  20. Relaxation Kinetics in Nano-Structured Thin Polymer Films

    NASA Astrophysics Data System (ADS)

    Duerig, Urs; Gotsmann, Bernd; Knoll, Armin; King, William P.; Cross, Graham

    2004-03-01

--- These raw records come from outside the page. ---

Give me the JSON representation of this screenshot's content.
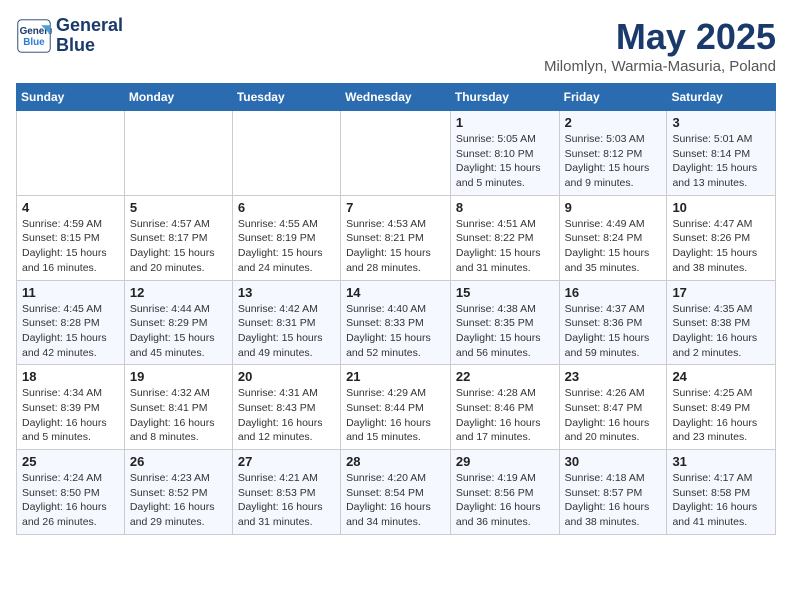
{
  "header": {
    "logo_line1": "General",
    "logo_line2": "Blue",
    "title": "May 2025",
    "subtitle": "Milomlyn, Warmia-Masuria, Poland"
  },
  "days_of_week": [
    "Sunday",
    "Monday",
    "Tuesday",
    "Wednesday",
    "Thursday",
    "Friday",
    "Saturday"
  ],
  "weeks": [
    [
      {
        "day": "",
        "info": ""
      },
      {
        "day": "",
        "info": ""
      },
      {
        "day": "",
        "info": ""
      },
      {
        "day": "",
        "info": ""
      },
      {
        "day": "1",
        "info": "Sunrise: 5:05 AM\nSunset: 8:10 PM\nDaylight: 15 hours\nand 5 minutes."
      },
      {
        "day": "2",
        "info": "Sunrise: 5:03 AM\nSunset: 8:12 PM\nDaylight: 15 hours\nand 9 minutes."
      },
      {
        "day": "3",
        "info": "Sunrise: 5:01 AM\nSunset: 8:14 PM\nDaylight: 15 hours\nand 13 minutes."
      }
    ],
    [
      {
        "day": "4",
        "info": "Sunrise: 4:59 AM\nSunset: 8:15 PM\nDaylight: 15 hours\nand 16 minutes."
      },
      {
        "day": "5",
        "info": "Sunrise: 4:57 AM\nSunset: 8:17 PM\nDaylight: 15 hours\nand 20 minutes."
      },
      {
        "day": "6",
        "info": "Sunrise: 4:55 AM\nSunset: 8:19 PM\nDaylight: 15 hours\nand 24 minutes."
      },
      {
        "day": "7",
        "info": "Sunrise: 4:53 AM\nSunset: 8:21 PM\nDaylight: 15 hours\nand 28 minutes."
      },
      {
        "day": "8",
        "info": "Sunrise: 4:51 AM\nSunset: 8:22 PM\nDaylight: 15 hours\nand 31 minutes."
      },
      {
        "day": "9",
        "info": "Sunrise: 4:49 AM\nSunset: 8:24 PM\nDaylight: 15 hours\nand 35 minutes."
      },
      {
        "day": "10",
        "info": "Sunrise: 4:47 AM\nSunset: 8:26 PM\nDaylight: 15 hours\nand 38 minutes."
      }
    ],
    [
      {
        "day": "11",
        "info": "Sunrise: 4:45 AM\nSunset: 8:28 PM\nDaylight: 15 hours\nand 42 minutes."
      },
      {
        "day": "12",
        "info": "Sunrise: 4:44 AM\nSunset: 8:29 PM\nDaylight: 15 hours\nand 45 minutes."
      },
      {
        "day": "13",
        "info": "Sunrise: 4:42 AM\nSunset: 8:31 PM\nDaylight: 15 hours\nand 49 minutes."
      },
      {
        "day": "14",
        "info": "Sunrise: 4:40 AM\nSunset: 8:33 PM\nDaylight: 15 hours\nand 52 minutes."
      },
      {
        "day": "15",
        "info": "Sunrise: 4:38 AM\nSunset: 8:35 PM\nDaylight: 15 hours\nand 56 minutes."
      },
      {
        "day": "16",
        "info": "Sunrise: 4:37 AM\nSunset: 8:36 PM\nDaylight: 15 hours\nand 59 minutes."
      },
      {
        "day": "17",
        "info": "Sunrise: 4:35 AM\nSunset: 8:38 PM\nDaylight: 16 hours\nand 2 minutes."
      }
    ],
    [
      {
        "day": "18",
        "info": "Sunrise: 4:34 AM\nSunset: 8:39 PM\nDaylight: 16 hours\nand 5 minutes."
      },
      {
        "day": "19",
        "info": "Sunrise: 4:32 AM\nSunset: 8:41 PM\nDaylight: 16 hours\nand 8 minutes."
      },
      {
        "day": "20",
        "info": "Sunrise: 4:31 AM\nSunset: 8:43 PM\nDaylight: 16 hours\nand 12 minutes."
      },
      {
        "day": "21",
        "info": "Sunrise: 4:29 AM\nSunset: 8:44 PM\nDaylight: 16 hours\nand 15 minutes."
      },
      {
        "day": "22",
        "info": "Sunrise: 4:28 AM\nSunset: 8:46 PM\nDaylight: 16 hours\nand 17 minutes."
      },
      {
        "day": "23",
        "info": "Sunrise: 4:26 AM\nSunset: 8:47 PM\nDaylight: 16 hours\nand 20 minutes."
      },
      {
        "day": "24",
        "info": "Sunrise: 4:25 AM\nSunset: 8:49 PM\nDaylight: 16 hours\nand 23 minutes."
      }
    ],
    [
      {
        "day": "25",
        "info": "Sunrise: 4:24 AM\nSunset: 8:50 PM\nDaylight: 16 hours\nand 26 minutes."
      },
      {
        "day": "26",
        "info": "Sunrise: 4:23 AM\nSunset: 8:52 PM\nDaylight: 16 hours\nand 29 minutes."
      },
      {
        "day": "27",
        "info": "Sunrise: 4:21 AM\nSunset: 8:53 PM\nDaylight: 16 hours\nand 31 minutes."
      },
      {
        "day": "28",
        "info": "Sunrise: 4:20 AM\nSunset: 8:54 PM\nDaylight: 16 hours\nand 34 minutes."
      },
      {
        "day": "29",
        "info": "Sunrise: 4:19 AM\nSunset: 8:56 PM\nDaylight: 16 hours\nand 36 minutes."
      },
      {
        "day": "30",
        "info": "Sunrise: 4:18 AM\nSunset: 8:57 PM\nDaylight: 16 hours\nand 38 minutes."
      },
      {
        "day": "31",
        "info": "Sunrise: 4:17 AM\nSunset: 8:58 PM\nDaylight: 16 hours\nand 41 minutes."
      }
    ]
  ]
}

    We have studied the temperature dependent relaxation characteristics of periodic surface corrugations fabricated by means of electron beam lithography in poly-methyl-metacrylate films of molecular weight Mn 300 kg/mol corresponding to a radius of gyration of Rg 40 nm. Experiments are conducted for film thicknesses ranging from 35 nm to 130 nm. Heating induces a surface-tension driven relaxation that results in a decay of the surface wave amplitude, observed through measurement of the scattering signal from an incident laser beam. Atomic force microscopy snap shot images of the polymer surface recorded at various stages of the relaxation process aid interpretation of the scattering signal evolution. We observe a rapid elastic relaxation response at the glass transition temperature which enhances the fundamental Fourier component of the grating structure. Viscous flow relaxation of the surface corrugation to a flat equilibrium state occurs on a much slower time scale whose temperature dependence obeys a time-temperature superposition principle. In addition we find that the relaxation kinetics depends on film thickness, being more than one order of magnitude slower for the thinnest films investigated. This relaxation slow down can be understood in terms of a hydrodynamic boundary interaction which is accentuated by a dramatic reduction of the effective hydrodynamic film thickness due to correlation effects as the physical film thickness becomes comparable to Rg. The results also show that in contrast to conventional fluids, relaxation flow of our polymer films involves substantial slip flow at the substrate surface.